Updated: Aug 30, 2021
Every Sunday, you can find journal prompts on Rooted Wellness’ Instagram or Facebook page. These prompts are meant to help you get started exploring a specific topic, such as struggling with change, exploring your relationships, or thinking about growth. This guided form of journaling can be really helpful if there is something specific that is on your mind. Yet, we all process things differently, so -of course- one style of journaling is not going to work for everyone. If following a prompt is not for you, here are some other types of journaling you can try:
A Brain dump is a releasing form of journaling that allows us to take all of the swirling thoughts in our mind and place them on a piece of paper. Often, this is helpful for people who feel anxious or worried, and it can be done at bedtime if you feel your thoughts keep you awake. To start, set a timer (1-5 minutes) and start releasing exactly what is filling your mind. If completing at a time other than bedtime, look over what you have written when the time is up. Is something coming up repeatedly? Are some topics connected or do you see a theme? If you are completing this before bed, take a breath and release the thoughts until morning when the time is up. Know it is all right there on the paper and will be there tomorrow, so it can leave your mind.
A gratitude journal is another great tool, helping us combat negative thoughts and increase our awareness of good happening in our lives. The reason a gratitude journal is effective is similar to why affirmations have such a positive impact on our brain (read about it on the blog here); ultimately, we spend all day with our thoughts and we can create more positive or negative pathways depending on which we experience the most. Keeping a gratitude journal can be as simple as writing 3-5 things you are grateful for at the end of every day. You can also choose one thing you are grateful for to write about in-depth.
This year has been full of ups and downs, and that has undeniable impacts on our mental health. One way to stay in tune with your mind-body connection, and aware of how everything going on around you is impacting your mental health, is keeping a mood tracking journal. A mood tracker is a way to check in with yourself regularly and ask, “what emotions am I feeling today?”, “where is my stress level?”, “how am I sleeping/eating?”, “how are my interactions with those around me?”, “have I been consuming more alcohol/substances?”, “what external things are affecting me?”. Day to day, we don’t always notice small changes in our answers to these questions, but tracking it over a course of time can tell us a lot about what increases and decreases our mood.
“Journaling To Others”
Sometimes the things we want to process are our relationships with other people. There is definitely a benefit to processing our thoughts about relationships through free writing or releasing stress from relationships through a brain dump, and another strategy is writing a note to someone without the intention of ever sharing it. Similar to the releasing benefits of a brain dump, writing to someone allows us to say what we want to say, express our feelings and/or frustrations, and intentionally spend time acknowledging the impact a situation/ relationship is having on us. By putting all of this onto paper, we free it from our mind and can reveal truths we may not uncover if we had to consider how someone would react reading the note.

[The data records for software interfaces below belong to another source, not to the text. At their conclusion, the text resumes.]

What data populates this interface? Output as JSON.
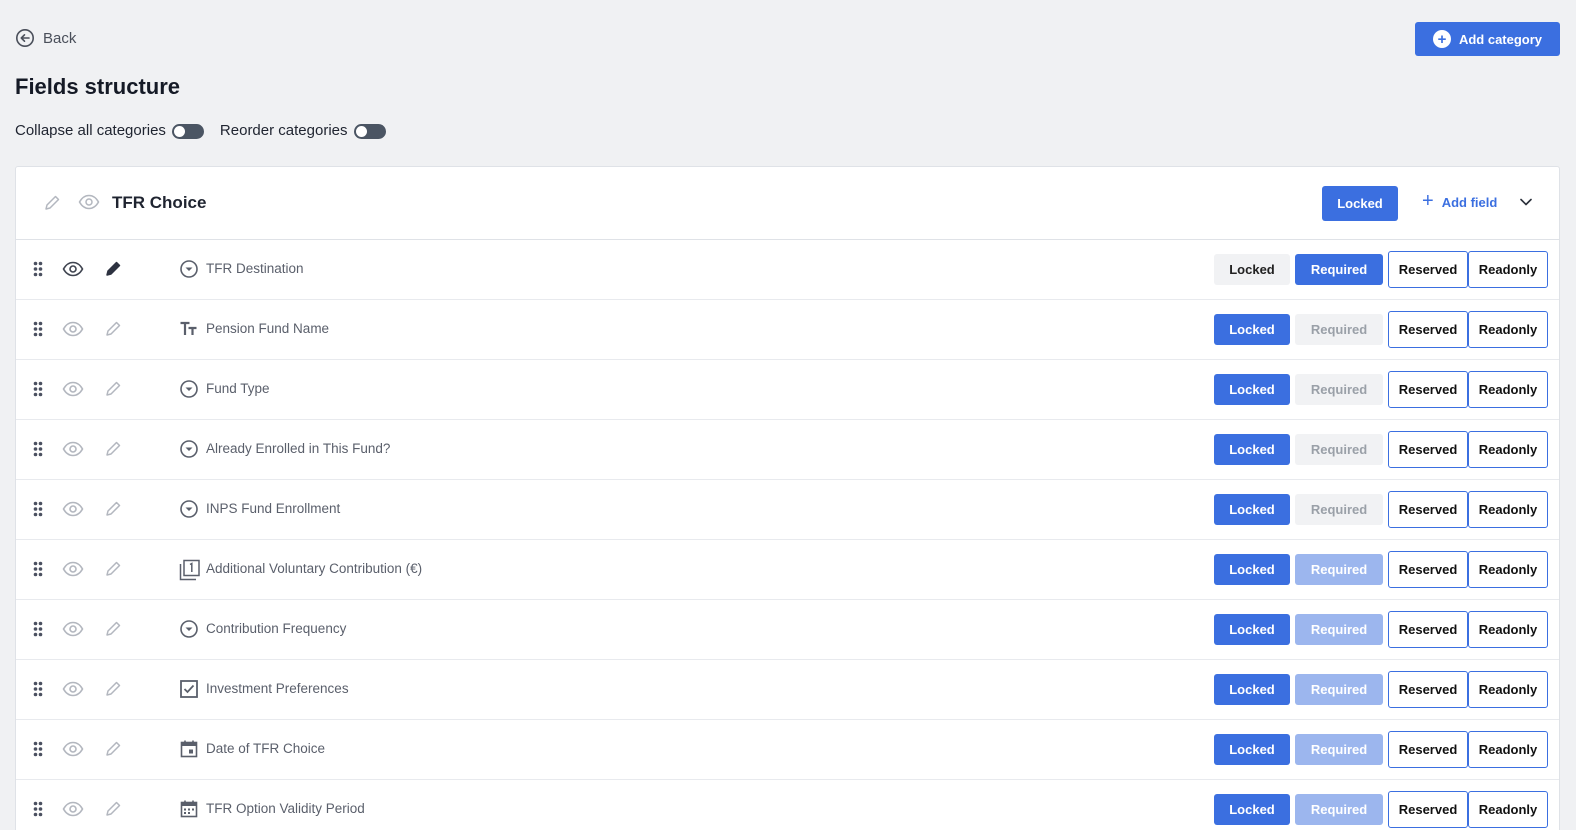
{
  "nav": {
    "back_label": "Back"
  },
  "header": {
    "add_category_label": "Add category",
    "title": "Fields structure"
  },
  "toggles": [
    {
      "label": "Collapse all categories",
      "on": false
    },
    {
      "label": "Reorder categories",
      "on": false
    }
  ],
  "category": {
    "title": "TFR Choice",
    "locked_label": "Locked",
    "add_field_label": "Add field"
  },
  "colors": {
    "accent": "#3b6fe0",
    "accent_faded": "#9cb6ee",
    "neutral_bg": "#f1f2f4"
  },
  "fields": [
    {
      "name": "TFR Destination",
      "type_icon": "dropdown-icon",
      "visible": true,
      "editable": true,
      "locked": "off",
      "required": "on",
      "reserved": "Reserved",
      "readonly": "Readonly",
      "locked_label": "Locked",
      "required_label": "Required"
    },
    {
      "name": "Pension Fund Name",
      "type_icon": "text-icon",
      "visible": false,
      "editable": false,
      "locked": "on",
      "required": "off-muted",
      "reserved": "Reserved",
      "readonly": "Readonly",
      "locked_label": "Locked",
      "required_label": "Required"
    },
    {
      "name": "Fund Type",
      "type_icon": "dropdown-icon",
      "visible": false,
      "editable": false,
      "locked": "on",
      "required": "off-muted",
      "reserved": "Reserved",
      "readonly": "Readonly",
      "locked_label": "Locked",
      "required_label": "Required"
    },
    {
      "name": "Already Enrolled in This Fund?",
      "type_icon": "dropdown-icon",
      "visible": false,
      "editable": false,
      "locked": "on",
      "required": "off-muted",
      "reserved": "Reserved",
      "readonly": "Readonly",
      "locked_label": "Locked",
      "required_label": "Required"
    },
    {
      "name": "INPS Fund Enrollment",
      "type_icon": "dropdown-icon",
      "visible": false,
      "editable": false,
      "locked": "on",
      "required": "off-muted",
      "reserved": "Reserved",
      "readonly": "Readonly",
      "locked_label": "Locked",
      "required_label": "Required"
    },
    {
      "name": "Additional Voluntary Contribution (€)",
      "type_icon": "number-icon",
      "visible": false,
      "editable": false,
      "locked": "on",
      "required": "faded",
      "reserved": "Reserved",
      "readonly": "Readonly",
      "locked_label": "Locked",
      "required_label": "Required"
    },
    {
      "name": "Contribution Frequency",
      "type_icon": "dropdown-icon",
      "visible": false,
      "editable": false,
      "locked": "on",
      "required": "faded",
      "reserved": "Reserved",
      "readonly": "Readonly",
      "locked_label": "Locked",
      "required_label": "Required"
    },
    {
      "name": "Investment Preferences",
      "type_icon": "checkbox-icon",
      "visible": false,
      "editable": false,
      "locked": "on",
      "required": "faded",
      "reserved": "Reserved",
      "readonly": "Readonly",
      "locked_label": "Locked",
      "required_label": "Required"
    },
    {
      "name": "Date of TFR Choice",
      "type_icon": "calendar-icon",
      "visible": false,
      "editable": false,
      "locked": "on",
      "required": "faded",
      "reserved": "Reserved",
      "readonly": "Readonly",
      "locked_label": "Locked",
      "required_label": "Required"
    },
    {
      "name": "TFR Option Validity Period",
      "type_icon": "date-range-icon",
      "visible": false,
      "editable": false,
      "locked": "on",
      "required": "faded",
      "reserved": "Reserved",
      "readonly": "Readonly",
      "locked_label": "Locked",
      "required_label": "Required"
    }
  ]
}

Finally, a very versatile and helpful form of journaling is making lists. The great thing about list journaling is that you can choose a new topic/focus for your list every day and cover a lot of different topics. For example, you could make lists about what is making you happy currently, what you want to work on, habits you want to keep, habits you want to break, goals for the month, and so on. If you are someone who loves to check boxes off of your to-do list, this may be the perfect way to tune into your thoughts in a goal-oriented manner.